#### [INFORMATION SHOWN]
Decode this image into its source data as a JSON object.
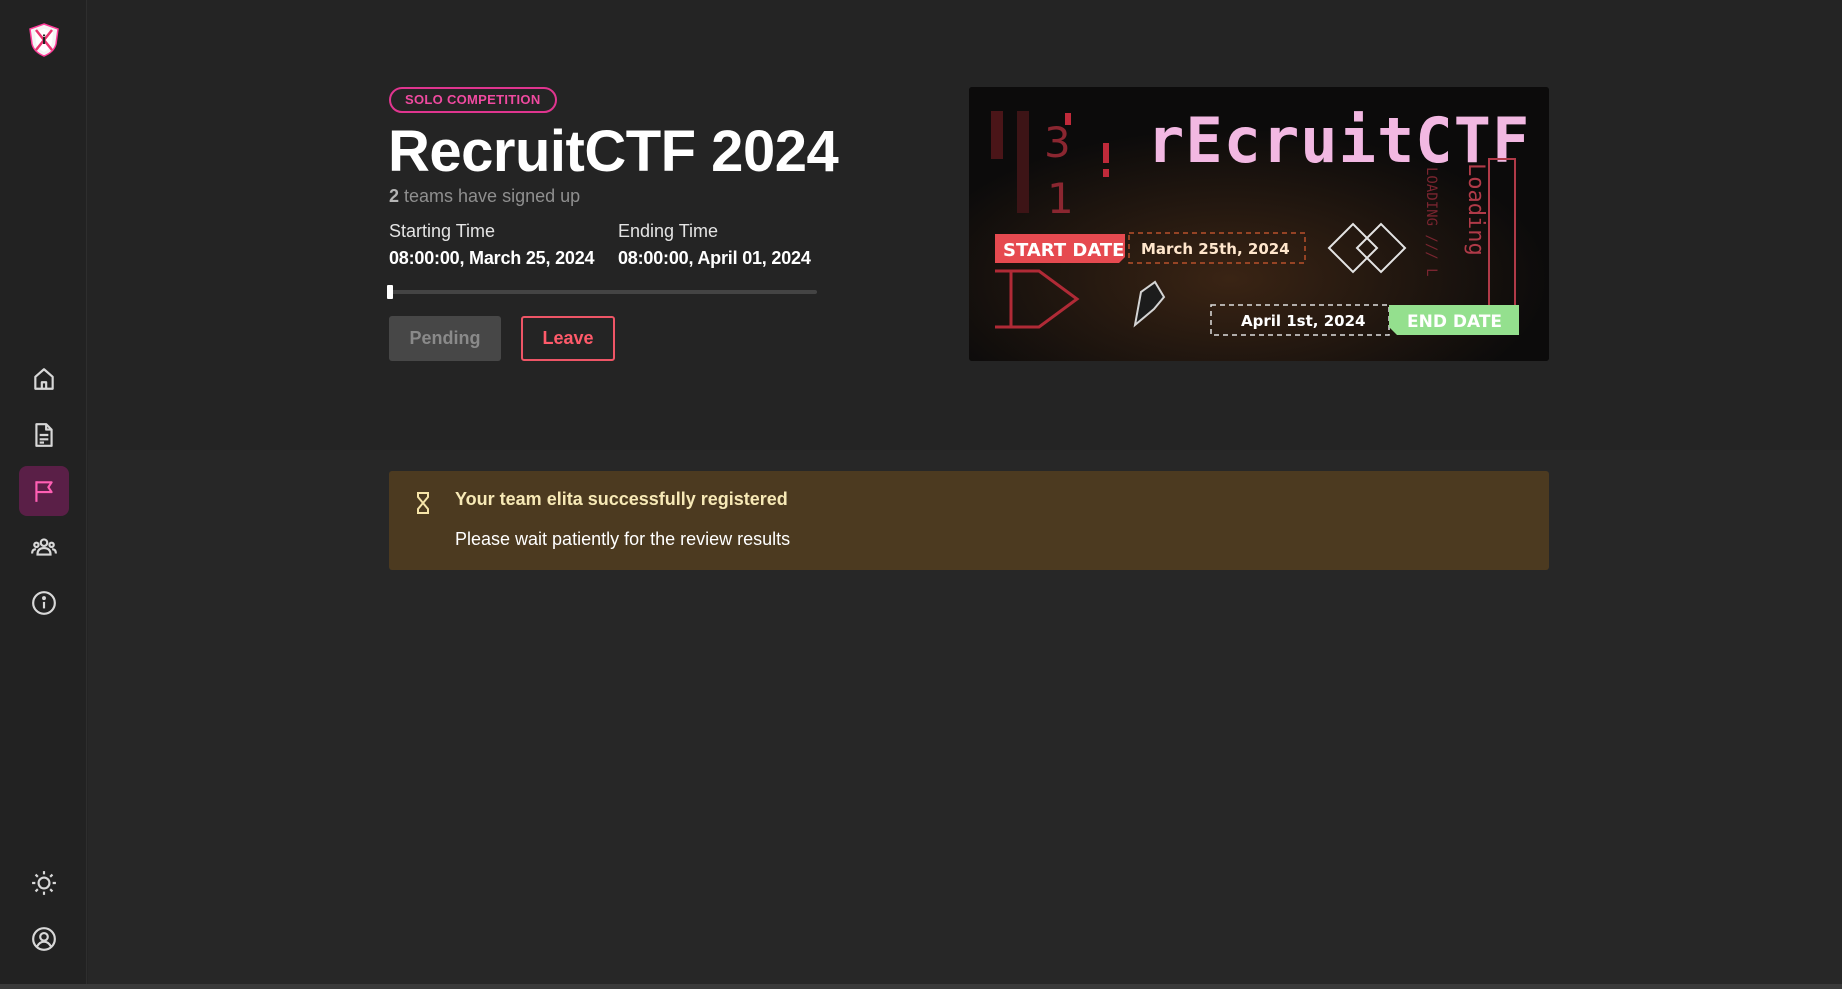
{
  "sidebar": {
    "logo": "ctf-shield-logo",
    "items": [
      {
        "icon": "home-icon"
      },
      {
        "icon": "document-icon"
      },
      {
        "icon": "flag-icon",
        "active": true
      },
      {
        "icon": "team-icon"
      },
      {
        "icon": "info-icon"
      }
    ],
    "bottom_items": [
      {
        "icon": "theme-brightness-icon"
      },
      {
        "icon": "user-account-icon"
      }
    ],
    "active_color": "#ff5fb4"
  },
  "competition": {
    "badge": "SOLO COMPETITION",
    "title": "RecruitCTF 2024",
    "signup_count": "2",
    "signup_text": " teams have signed up",
    "start_label": "Starting Time",
    "start_value": "08:00:00, March 25, 2024",
    "end_label": "Ending Time",
    "end_value": "08:00:00, April 01, 2024",
    "progress": 0.01,
    "pending_label": "Pending",
    "leave_label": "Leave"
  },
  "banner": {
    "logo_text": "rEcruitCTF",
    "start_tag": "START DATE",
    "start_date": "March 25th, 2024",
    "end_date": "April 1st, 2024",
    "end_tag": "END DATE",
    "loading_text": "Loading",
    "loading_small": "LOADING /// L",
    "numbers": [
      "3",
      "1"
    ]
  },
  "alert": {
    "title": "Your team elita successfully registered",
    "body": "Please wait patiently for the review results",
    "icon": "hourglass-icon",
    "background": "#4c3a20"
  }
}
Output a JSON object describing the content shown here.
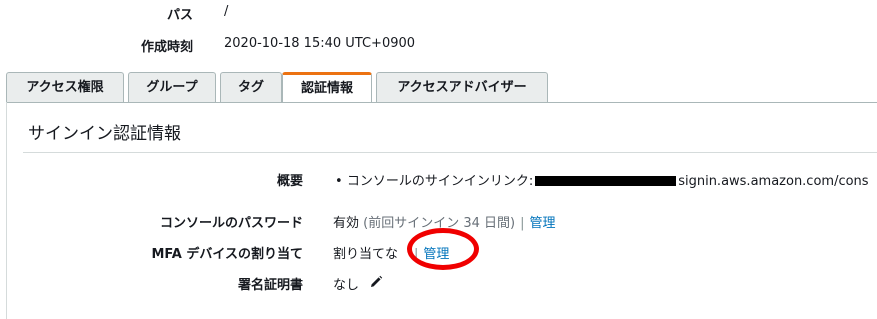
{
  "summary": {
    "path_label": "パス",
    "path_value": "/",
    "created_label": "作成時刻",
    "created_value": "2020-10-18 15:40 UTC+0900"
  },
  "tabs": [
    {
      "label": "アクセス権限",
      "active": false
    },
    {
      "label": "グループ",
      "active": false
    },
    {
      "label": "タグ",
      "active": false
    },
    {
      "label": "認証情報",
      "active": true
    },
    {
      "label": "アクセスアドバイザー",
      "active": false
    }
  ],
  "section": {
    "title": "サインイン認証情報",
    "overview_label": "概要",
    "overview_bullet": "•",
    "overview_text_prefix": "コンソールのサインインリンク:",
    "overview_text_suffix": "signin.aws.amazon.com/cons",
    "console_password_label": "コンソールのパスワード",
    "console_password_status": "有効",
    "console_password_detail": "(前回サインイン 34 日間)",
    "separator": "|",
    "manage_label": "管理",
    "mfa_label": "MFA デバイスの割り当て",
    "mfa_value": "割り当てな",
    "mfa_manage_label": "管理",
    "signing_cert_label": "署名証明書",
    "signing_cert_value": "なし"
  },
  "colors": {
    "accent": "#ec7211",
    "link": "#0073bb",
    "annotation": "#f00000"
  },
  "icons": {
    "edit": "pencil-icon"
  }
}
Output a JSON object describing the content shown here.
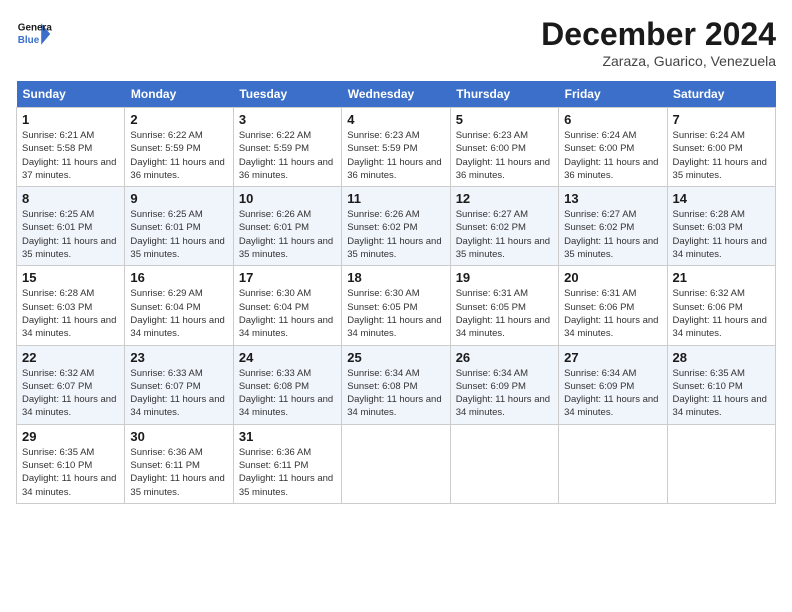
{
  "header": {
    "logo_line1": "General",
    "logo_line2": "Blue",
    "month_title": "December 2024",
    "location": "Zaraza, Guarico, Venezuela"
  },
  "weekdays": [
    "Sunday",
    "Monday",
    "Tuesday",
    "Wednesday",
    "Thursday",
    "Friday",
    "Saturday"
  ],
  "weeks": [
    [
      {
        "day": "1",
        "sunrise": "6:21 AM",
        "sunset": "5:58 PM",
        "daylight": "11 hours and 37 minutes."
      },
      {
        "day": "2",
        "sunrise": "6:22 AM",
        "sunset": "5:59 PM",
        "daylight": "11 hours and 36 minutes."
      },
      {
        "day": "3",
        "sunrise": "6:22 AM",
        "sunset": "5:59 PM",
        "daylight": "11 hours and 36 minutes."
      },
      {
        "day": "4",
        "sunrise": "6:23 AM",
        "sunset": "5:59 PM",
        "daylight": "11 hours and 36 minutes."
      },
      {
        "day": "5",
        "sunrise": "6:23 AM",
        "sunset": "6:00 PM",
        "daylight": "11 hours and 36 minutes."
      },
      {
        "day": "6",
        "sunrise": "6:24 AM",
        "sunset": "6:00 PM",
        "daylight": "11 hours and 36 minutes."
      },
      {
        "day": "7",
        "sunrise": "6:24 AM",
        "sunset": "6:00 PM",
        "daylight": "11 hours and 35 minutes."
      }
    ],
    [
      {
        "day": "8",
        "sunrise": "6:25 AM",
        "sunset": "6:01 PM",
        "daylight": "11 hours and 35 minutes."
      },
      {
        "day": "9",
        "sunrise": "6:25 AM",
        "sunset": "6:01 PM",
        "daylight": "11 hours and 35 minutes."
      },
      {
        "day": "10",
        "sunrise": "6:26 AM",
        "sunset": "6:01 PM",
        "daylight": "11 hours and 35 minutes."
      },
      {
        "day": "11",
        "sunrise": "6:26 AM",
        "sunset": "6:02 PM",
        "daylight": "11 hours and 35 minutes."
      },
      {
        "day": "12",
        "sunrise": "6:27 AM",
        "sunset": "6:02 PM",
        "daylight": "11 hours and 35 minutes."
      },
      {
        "day": "13",
        "sunrise": "6:27 AM",
        "sunset": "6:02 PM",
        "daylight": "11 hours and 35 minutes."
      },
      {
        "day": "14",
        "sunrise": "6:28 AM",
        "sunset": "6:03 PM",
        "daylight": "11 hours and 34 minutes."
      }
    ],
    [
      {
        "day": "15",
        "sunrise": "6:28 AM",
        "sunset": "6:03 PM",
        "daylight": "11 hours and 34 minutes."
      },
      {
        "day": "16",
        "sunrise": "6:29 AM",
        "sunset": "6:04 PM",
        "daylight": "11 hours and 34 minutes."
      },
      {
        "day": "17",
        "sunrise": "6:30 AM",
        "sunset": "6:04 PM",
        "daylight": "11 hours and 34 minutes."
      },
      {
        "day": "18",
        "sunrise": "6:30 AM",
        "sunset": "6:05 PM",
        "daylight": "11 hours and 34 minutes."
      },
      {
        "day": "19",
        "sunrise": "6:31 AM",
        "sunset": "6:05 PM",
        "daylight": "11 hours and 34 minutes."
      },
      {
        "day": "20",
        "sunrise": "6:31 AM",
        "sunset": "6:06 PM",
        "daylight": "11 hours and 34 minutes."
      },
      {
        "day": "21",
        "sunrise": "6:32 AM",
        "sunset": "6:06 PM",
        "daylight": "11 hours and 34 minutes."
      }
    ],
    [
      {
        "day": "22",
        "sunrise": "6:32 AM",
        "sunset": "6:07 PM",
        "daylight": "11 hours and 34 minutes."
      },
      {
        "day": "23",
        "sunrise": "6:33 AM",
        "sunset": "6:07 PM",
        "daylight": "11 hours and 34 minutes."
      },
      {
        "day": "24",
        "sunrise": "6:33 AM",
        "sunset": "6:08 PM",
        "daylight": "11 hours and 34 minutes."
      },
      {
        "day": "25",
        "sunrise": "6:34 AM",
        "sunset": "6:08 PM",
        "daylight": "11 hours and 34 minutes."
      },
      {
        "day": "26",
        "sunrise": "6:34 AM",
        "sunset": "6:09 PM",
        "daylight": "11 hours and 34 minutes."
      },
      {
        "day": "27",
        "sunrise": "6:34 AM",
        "sunset": "6:09 PM",
        "daylight": "11 hours and 34 minutes."
      },
      {
        "day": "28",
        "sunrise": "6:35 AM",
        "sunset": "6:10 PM",
        "daylight": "11 hours and 34 minutes."
      }
    ],
    [
      {
        "day": "29",
        "sunrise": "6:35 AM",
        "sunset": "6:10 PM",
        "daylight": "11 hours and 34 minutes."
      },
      {
        "day": "30",
        "sunrise": "6:36 AM",
        "sunset": "6:11 PM",
        "daylight": "11 hours and 35 minutes."
      },
      {
        "day": "31",
        "sunrise": "6:36 AM",
        "sunset": "6:11 PM",
        "daylight": "11 hours and 35 minutes."
      },
      null,
      null,
      null,
      null
    ]
  ]
}
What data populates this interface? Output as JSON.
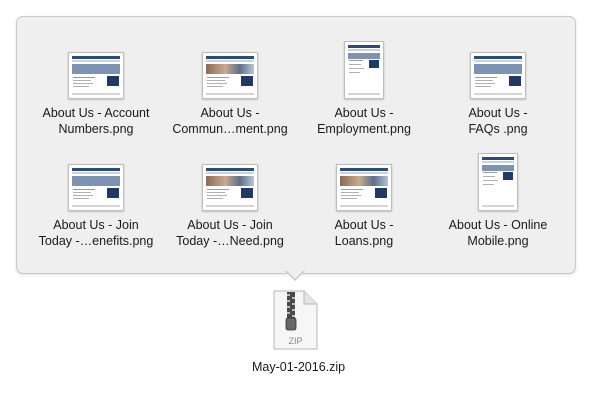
{
  "popover": {
    "items": [
      {
        "line1": "About Us - Account",
        "line2": "Numbers.png",
        "orientation": "land",
        "hero": "plain"
      },
      {
        "line1": "About Us -",
        "line2": "Commun…ment.png",
        "orientation": "land",
        "hero": "people"
      },
      {
        "line1": "About Us -",
        "line2": "Employment.png",
        "orientation": "port",
        "hero": "plain"
      },
      {
        "line1": "About Us -",
        "line2": "FAQs .png",
        "orientation": "land",
        "hero": "plain"
      },
      {
        "line1": "About Us - Join",
        "line2": "Today -…enefits.png",
        "orientation": "land",
        "hero": "plain"
      },
      {
        "line1": "About Us - Join",
        "line2": "Today -…Need.png",
        "orientation": "land",
        "hero": "people"
      },
      {
        "line1": "About Us -",
        "line2": "Loans.png",
        "orientation": "land",
        "hero": "people"
      },
      {
        "line1": "About Us - Online",
        "line2": "Mobile.png",
        "orientation": "port",
        "hero": "plain"
      }
    ]
  },
  "zip": {
    "filename": "May-01-2016.zip",
    "badge": "ZIP",
    "icon": "zip-archive-icon"
  }
}
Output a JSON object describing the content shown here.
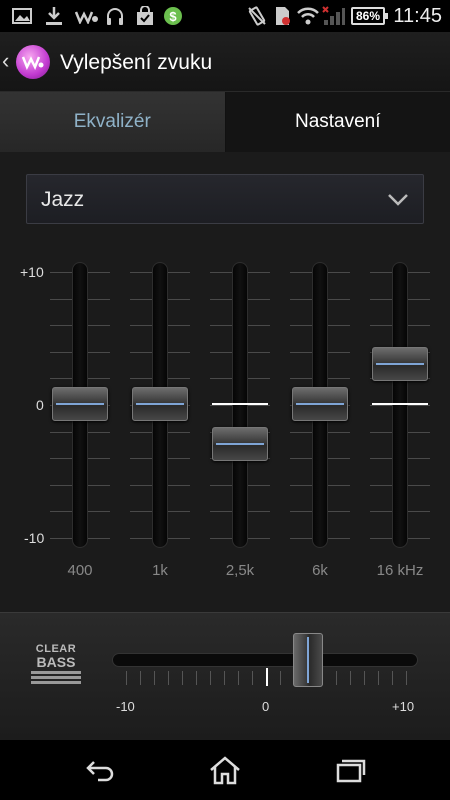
{
  "status_bar": {
    "time": "11:45",
    "battery": "86%",
    "icons": [
      "image-icon",
      "download-icon",
      "walkman-icon",
      "headphones-icon",
      "shopping-bag-icon",
      "money-icon",
      "vibrate-icon",
      "no-sim-icon",
      "wifi-icon",
      "signal-icon"
    ]
  },
  "app_bar": {
    "title": "Vylepšení zvuku"
  },
  "tabs": [
    {
      "label": "Ekvalizér",
      "selected": true
    },
    {
      "label": "Nastavení",
      "selected": false
    }
  ],
  "preset": {
    "value": "Jazz"
  },
  "equalizer": {
    "scale": {
      "max": "+10",
      "zero": "0",
      "min": "-10"
    },
    "bands": [
      {
        "label": "400",
        "value": 0
      },
      {
        "label": "1k",
        "value": 0
      },
      {
        "label": "2,5k",
        "value": -3
      },
      {
        "label": "6k",
        "value": 0
      },
      {
        "label": "16 kHz",
        "value": 3
      }
    ]
  },
  "clear_bass": {
    "logo_top": "CLEAR",
    "logo_bottom": "BASS",
    "value": 3,
    "scale": {
      "min": "-10",
      "zero": "0",
      "max": "+10"
    }
  },
  "colors": {
    "accent": "#7fa5d6",
    "tab_selected_text": "#8fb2c8"
  }
}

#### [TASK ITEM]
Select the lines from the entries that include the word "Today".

#### [COMPLETED EXERCISE]
        "line2": "Today -…enefits.png",
        "line2": "Today -…Need.png",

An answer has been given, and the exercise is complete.